“Further unchecked tweeting by Musk” could “have severe ramifications on the company’s ability to secure financing,” and it “drives out the very voices in the company meant to stand up to him and protect” investors, the complaint says.
The 105-page derivative lawsuit, made public Friday in Delaware Chancery Court, accuses the electric vehicle maker’s board of failing to rein in Musk’s behavior online, even as he has repeatedly violated a 2018 settlement with the Securities and Exchange Commission.
The agreement, which included payments of $20 million each from Musk and Tesla, called for the company to adopt strict new oversight procedures related to Musk’s social media posts. Tweets from Musk about taking his company private spurred the case from the SEC, which claimed he misled investors.
But he has allegedly “continued to issue tweets without the required pre-approval,” while Tesla churns through in-house attorneys.
Among the examples cited by the shareholder suit is one May 2020 Twitter post in which Musk sent Tesla’s shares plunging by suggesting they were overpriced. That tweet alone “destroyed almost $14 billion of Tesla’s market capitalization in a single day,” according to the complaint.
“Musk’s wrongful conduct” and “the failure of Tesla’s board to ensure compliance” have “caused substantial damage” to the company, the suit says.
Musk might have a hard time winning over the Delaware Chancery Court, said Peter Rasmussen, a Bloomberg Law senior legal analyst.
“With all the chances that Musk has been given, it is quite possible that the Chancery Court will have little patience with his latest tweeting adventures,” Rasmussen said.
The suit was originally filed under seal March 8.
Cause of Action: Breach of fiduciary duty.
Relief: Damages, costs, fees, and interest.
Response: Tesla didn’t immediately respond to a request for comment Friday.

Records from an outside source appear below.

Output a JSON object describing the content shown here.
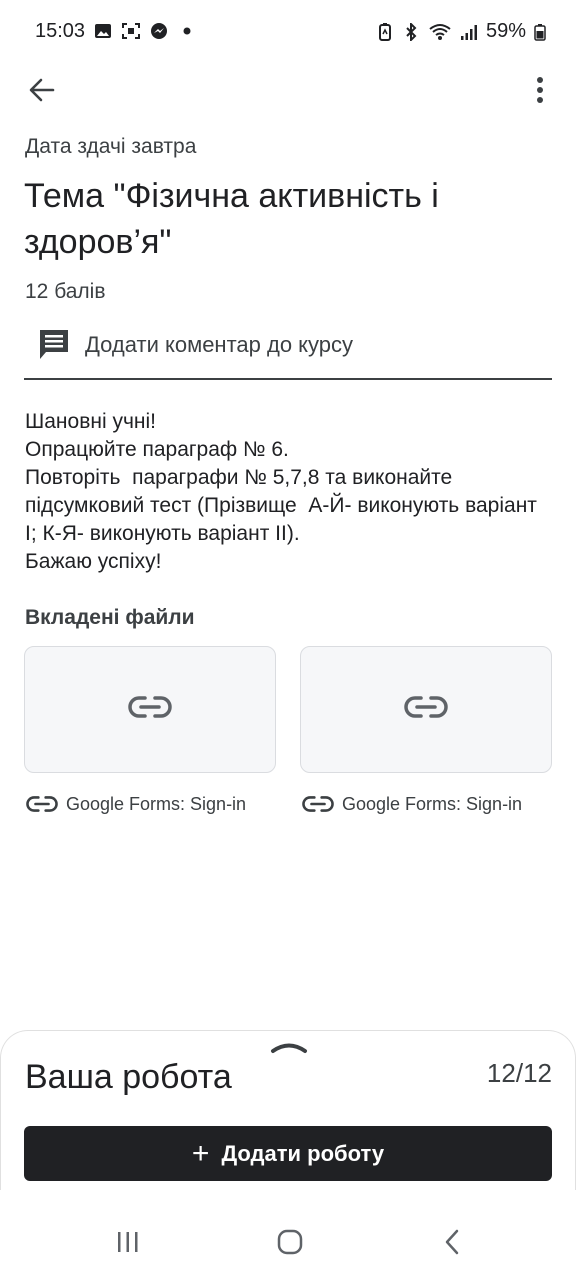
{
  "status_bar": {
    "time": "15:03",
    "battery": "59%",
    "left_icons": [
      "image-icon",
      "screenshot-icon",
      "messenger-icon",
      "dot-icon"
    ],
    "right_icons": [
      "battery-saver-icon",
      "bluetooth-icon",
      "wifi-icon",
      "signal-icon",
      "battery-icon"
    ]
  },
  "app_bar": {
    "back_icon": "arrow-back-icon",
    "more_icon": "more-vert-icon"
  },
  "assignment": {
    "due": "Дата здачі завтра",
    "title": "Тема \"Фізична активність і здоров’я\"",
    "points": "12 балів",
    "comment_label": "Додати коментар до курсу",
    "instructions": [
      "Шановні учні!",
      "Опрацюйте параграф № 6.",
      "Повторіть  параграфи № 5,7,8 та виконайте підсумковий тест (Прізвище  А-Й- виконують варіант І; К-Я- виконують варіант ІІ).",
      "Бажаю успіху!"
    ]
  },
  "attachments": {
    "title": "Вкладені файли",
    "items": [
      {
        "label": "Google Forms: Sign-in",
        "icon": "link-icon"
      },
      {
        "label": "Google Forms: Sign-in",
        "icon": "link-icon"
      }
    ]
  },
  "your_work": {
    "title": "Ваша робота",
    "count": "12/12",
    "add_button": "Додати роботу",
    "add_icon": "+"
  },
  "nav_bar": {
    "icons": [
      "recents-icon",
      "home-icon",
      "back-icon"
    ]
  },
  "colors": {
    "text": "#202124",
    "secondary": "#3c4043",
    "button": "#202124",
    "card": "#f6f7f9"
  }
}
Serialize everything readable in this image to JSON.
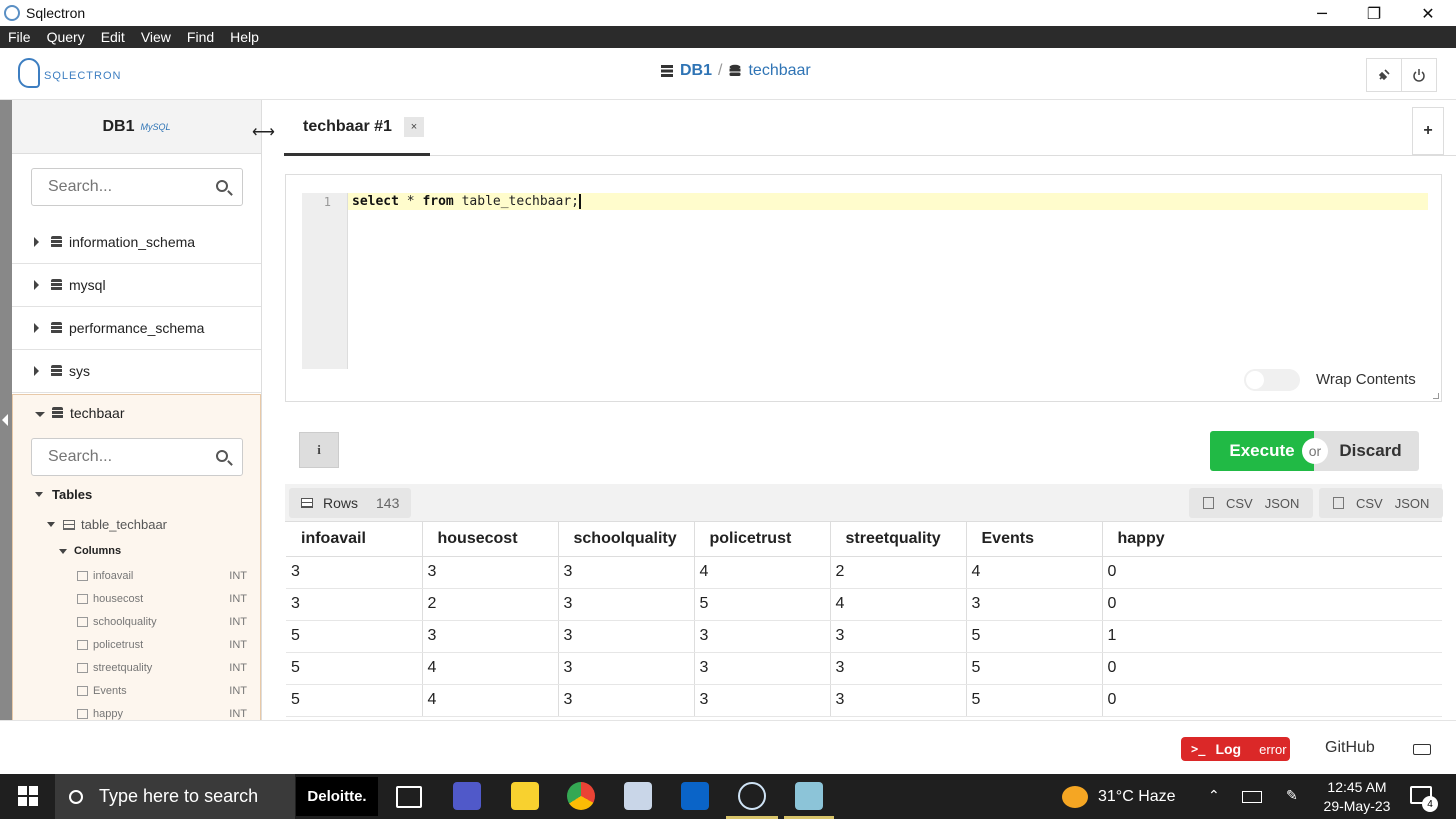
{
  "window": {
    "title": "Sqlectron",
    "minimize": "─",
    "maximize": "❐",
    "close": "✕"
  },
  "menu": [
    "File",
    "Query",
    "Edit",
    "View",
    "Find",
    "Help"
  ],
  "header": {
    "logo_text": "SQLECTRON",
    "breadcrumb": {
      "server": "DB1",
      "database": "techbaar",
      "separator": "/"
    }
  },
  "sidebar": {
    "server_name": "DB1",
    "server_badge": "MySQL",
    "search_placeholder": "Search...",
    "databases": [
      "information_schema",
      "mysql",
      "performance_schema",
      "sys"
    ],
    "expanded": {
      "name": "techbaar",
      "search_placeholder": "Search...",
      "tables_label": "Tables",
      "table_name": "table_techbaar",
      "columns_label": "Columns",
      "columns": [
        {
          "name": "infoavail",
          "type": "INT"
        },
        {
          "name": "housecost",
          "type": "INT"
        },
        {
          "name": "schoolquality",
          "type": "INT"
        },
        {
          "name": "policetrust",
          "type": "INT"
        },
        {
          "name": "streetquality",
          "type": "INT"
        },
        {
          "name": "Events",
          "type": "INT"
        },
        {
          "name": "happy",
          "type": "INT"
        }
      ]
    }
  },
  "tabs": {
    "active_label": "techbaar #1",
    "close_label": "×",
    "add_label": "+"
  },
  "editor": {
    "line_number": "1",
    "query_keyword1": "select",
    "query_rest1": " * ",
    "query_keyword2": "from",
    "query_rest2": " table_techbaar;",
    "wrap_label": "Wrap Contents"
  },
  "actions": {
    "info_label": "i",
    "execute_label": "Execute",
    "or_label": "or",
    "discard_label": "Discard"
  },
  "results": {
    "rows_label": "Rows",
    "rows_count": "143",
    "export": {
      "csv": "CSV",
      "json": "JSON"
    },
    "columns": [
      "infoavail",
      "housecost",
      "schoolquality",
      "policetrust",
      "streetquality",
      "Events",
      "happy"
    ],
    "rows": [
      [
        "3",
        "3",
        "3",
        "4",
        "2",
        "4",
        "0"
      ],
      [
        "3",
        "2",
        "3",
        "5",
        "4",
        "3",
        "0"
      ],
      [
        "5",
        "3",
        "3",
        "3",
        "3",
        "5",
        "1"
      ],
      [
        "5",
        "4",
        "3",
        "3",
        "3",
        "5",
        "0"
      ],
      [
        "5",
        "4",
        "3",
        "3",
        "3",
        "5",
        "0"
      ]
    ]
  },
  "statusbar": {
    "log_prompt": ">_",
    "log_label": "Log",
    "error_label": "error",
    "github_label": "GitHub"
  },
  "taskbar": {
    "search_placeholder": "Type here to search",
    "deloitte_label": "Deloitte.",
    "weather": "31°C  Haze",
    "time": "12:45 AM",
    "date": "29-May-23",
    "notification_count": "4"
  }
}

Attorneys: The plaintiff is represented by Cooch & Taylor PA and Bottini & Bottini Inc.
The case is Gharrity v. Musk, Del. Ch., No. 2021-0199, complaint unsealed 3/12/21.